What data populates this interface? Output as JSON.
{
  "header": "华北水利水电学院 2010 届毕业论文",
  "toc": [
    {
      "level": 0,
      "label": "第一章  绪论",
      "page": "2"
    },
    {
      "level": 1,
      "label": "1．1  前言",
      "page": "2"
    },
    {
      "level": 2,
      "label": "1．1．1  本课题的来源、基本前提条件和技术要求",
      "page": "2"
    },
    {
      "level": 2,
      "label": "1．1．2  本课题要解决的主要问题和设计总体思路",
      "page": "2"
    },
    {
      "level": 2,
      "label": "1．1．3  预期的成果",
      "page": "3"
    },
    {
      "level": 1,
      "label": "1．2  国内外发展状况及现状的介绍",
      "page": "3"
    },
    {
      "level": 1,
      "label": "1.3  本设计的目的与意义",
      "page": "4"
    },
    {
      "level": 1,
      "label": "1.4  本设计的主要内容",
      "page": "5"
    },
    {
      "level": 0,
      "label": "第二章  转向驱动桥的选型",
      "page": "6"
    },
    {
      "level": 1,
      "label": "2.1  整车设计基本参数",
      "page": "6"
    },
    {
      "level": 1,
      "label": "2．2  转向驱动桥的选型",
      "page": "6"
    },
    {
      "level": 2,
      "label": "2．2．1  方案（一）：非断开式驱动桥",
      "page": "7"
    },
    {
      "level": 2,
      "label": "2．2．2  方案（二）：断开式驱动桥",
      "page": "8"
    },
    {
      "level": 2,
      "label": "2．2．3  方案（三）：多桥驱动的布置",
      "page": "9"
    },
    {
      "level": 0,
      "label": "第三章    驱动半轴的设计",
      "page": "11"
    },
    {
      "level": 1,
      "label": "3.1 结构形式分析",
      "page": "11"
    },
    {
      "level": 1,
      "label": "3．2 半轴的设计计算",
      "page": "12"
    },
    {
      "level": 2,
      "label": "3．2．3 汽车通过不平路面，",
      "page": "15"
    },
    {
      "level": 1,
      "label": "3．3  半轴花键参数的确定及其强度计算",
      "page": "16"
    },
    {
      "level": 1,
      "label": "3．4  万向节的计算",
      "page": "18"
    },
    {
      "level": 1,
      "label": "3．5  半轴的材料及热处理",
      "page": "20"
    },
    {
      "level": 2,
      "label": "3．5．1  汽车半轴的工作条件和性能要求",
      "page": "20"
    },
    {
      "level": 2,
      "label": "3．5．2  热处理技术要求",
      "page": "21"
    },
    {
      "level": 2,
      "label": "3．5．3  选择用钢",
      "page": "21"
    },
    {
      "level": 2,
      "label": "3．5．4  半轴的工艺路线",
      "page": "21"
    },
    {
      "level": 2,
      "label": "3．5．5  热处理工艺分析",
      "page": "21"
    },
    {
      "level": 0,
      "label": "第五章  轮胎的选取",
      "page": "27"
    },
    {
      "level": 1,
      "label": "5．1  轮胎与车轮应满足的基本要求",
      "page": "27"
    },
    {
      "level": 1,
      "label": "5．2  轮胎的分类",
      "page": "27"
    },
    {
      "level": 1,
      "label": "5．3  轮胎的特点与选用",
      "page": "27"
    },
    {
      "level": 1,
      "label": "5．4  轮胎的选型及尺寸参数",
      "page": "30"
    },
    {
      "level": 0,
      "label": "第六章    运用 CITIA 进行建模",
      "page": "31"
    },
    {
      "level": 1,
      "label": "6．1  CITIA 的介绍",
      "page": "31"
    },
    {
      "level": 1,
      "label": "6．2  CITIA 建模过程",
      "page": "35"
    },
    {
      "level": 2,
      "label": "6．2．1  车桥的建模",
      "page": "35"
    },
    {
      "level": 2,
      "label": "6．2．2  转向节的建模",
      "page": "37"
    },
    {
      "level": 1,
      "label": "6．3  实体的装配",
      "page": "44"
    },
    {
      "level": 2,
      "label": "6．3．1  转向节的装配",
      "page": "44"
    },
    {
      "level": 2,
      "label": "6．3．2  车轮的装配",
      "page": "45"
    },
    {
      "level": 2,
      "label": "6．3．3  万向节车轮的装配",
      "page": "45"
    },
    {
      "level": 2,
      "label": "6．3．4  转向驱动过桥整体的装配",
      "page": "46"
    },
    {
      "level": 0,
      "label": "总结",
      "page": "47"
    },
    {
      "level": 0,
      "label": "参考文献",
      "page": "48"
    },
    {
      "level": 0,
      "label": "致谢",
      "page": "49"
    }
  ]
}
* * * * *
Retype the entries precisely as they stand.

[Task response]:
What data populates this interface? Output as JSON.
{
  "header": "华北水利水电学院 2010 届毕业论文",
  "toc": [
    {
      "level": 0,
      "label": "第一章  绪论",
      "page": "2"
    },
    {
      "level": 1,
      "label": "1．1  前言",
      "page": "2"
    },
    {
      "level": 2,
      "label": "1．1．1  本课题的来源、基本前提条件和技术要求",
      "page": "2"
    },
    {
      "level": 2,
      "label": "1．1．2  本课题要解决的主要问题和设计总体思路",
      "page": "2"
    },
    {
      "level": 2,
      "label": "1．1．3  预期的成果",
      "page": "3"
    },
    {
      "level": 1,
      "label": "1．2  国内外发展状况及现状的介绍",
      "page": "3"
    },
    {
      "level": 1,
      "label": "1.3  本设计的目的与意义",
      "page": "4"
    },
    {
      "level": 1,
      "label": "1.4  本设计的主要内容",
      "page": "5"
    },
    {
      "level": 0,
      "label": "第二章  转向驱动桥的选型",
      "page": "6"
    },
    {
      "level": 1,
      "label": "2.1  整车设计基本参数",
      "page": "6"
    },
    {
      "level": 1,
      "label": "2．2  转向驱动桥的选型",
      "page": "6"
    },
    {
      "level": 2,
      "label": "2．2．1  方案（一）：非断开式驱动桥",
      "page": "7"
    },
    {
      "level": 2,
      "label": "2．2．2  方案（二）：断开式驱动桥",
      "page": "8"
    },
    {
      "level": 2,
      "label": "2．2．3  方案（三）：多桥驱动的布置",
      "page": "9"
    },
    {
      "level": 0,
      "label": "第三章    驱动半轴的设计",
      "page": "11"
    },
    {
      "level": 1,
      "label": "3.1 结构形式分析",
      "page": "11"
    },
    {
      "level": 1,
      "label": "3．2 半轴的设计计算",
      "page": "12"
    },
    {
      "level": 2,
      "label": "3．2．3 汽车通过不平路面，",
      "page": "15"
    },
    {
      "level": 1,
      "label": "3．3  半轴花键参数的确定及其强度计算",
      "page": "16"
    },
    {
      "level": 1,
      "label": "3．4  万向节的计算",
      "page": "18"
    },
    {
      "level": 1,
      "label": "3．5  半轴的材料及热处理",
      "page": "20"
    },
    {
      "level": 2,
      "label": "3．5．1  汽车半轴的工作条件和性能要求",
      "page": "20"
    },
    {
      "level": 2,
      "label": "3．5．2  热处理技术要求",
      "page": "21"
    },
    {
      "level": 2,
      "label": "3．5．3  选择用钢",
      "page": "21"
    },
    {
      "level": 2,
      "label": "3．5．4  半轴的工艺路线",
      "page": "21"
    },
    {
      "level": 2,
      "label": "3．5．5  热处理工艺分析",
      "page": "21"
    },
    {
      "level": 0,
      "label": "第五章  轮胎的选取",
      "page": "27"
    },
    {
      "level": 1,
      "label": "5．1  轮胎与车轮应满足的基本要求",
      "page": "27"
    },
    {
      "level": 1,
      "label": "5．2  轮胎的分类",
      "page": "27"
    },
    {
      "level": 1,
      "label": "5．3  轮胎的特点与选用",
      "page": "27"
    },
    {
      "level": 1,
      "label": "5．4  轮胎的选型及尺寸参数",
      "page": "30"
    },
    {
      "level": 0,
      "label": "第六章    运用 CITIA 进行建模",
      "page": "31"
    },
    {
      "level": 1,
      "label": "6．1  CITIA 的介绍",
      "page": "31"
    },
    {
      "level": 1,
      "label": "6．2  CITIA 建模过程",
      "page": "35"
    },
    {
      "level": 2,
      "label": "6．2．1  车桥的建模",
      "page": "35"
    },
    {
      "level": 2,
      "label": "6．2．2  转向节的建模",
      "page": "37"
    },
    {
      "level": 1,
      "label": "6．3  实体的装配",
      "page": "44"
    },
    {
      "level": 2,
      "label": "6．3．1  转向节的装配",
      "page": "44"
    },
    {
      "level": 2,
      "label": "6．3．2  车轮的装配",
      "page": "45"
    },
    {
      "level": 2,
      "label": "6．3．3  万向节车轮的装配",
      "page": "45"
    },
    {
      "level": 2,
      "label": "6．3．4  转向驱动过桥整体的装配",
      "page": "46"
    },
    {
      "level": 0,
      "label": "总结",
      "page": "47"
    },
    {
      "level": 0,
      "label": "参考文献",
      "page": "48"
    },
    {
      "level": 0,
      "label": "致谢",
      "page": "49"
    }
  ]
}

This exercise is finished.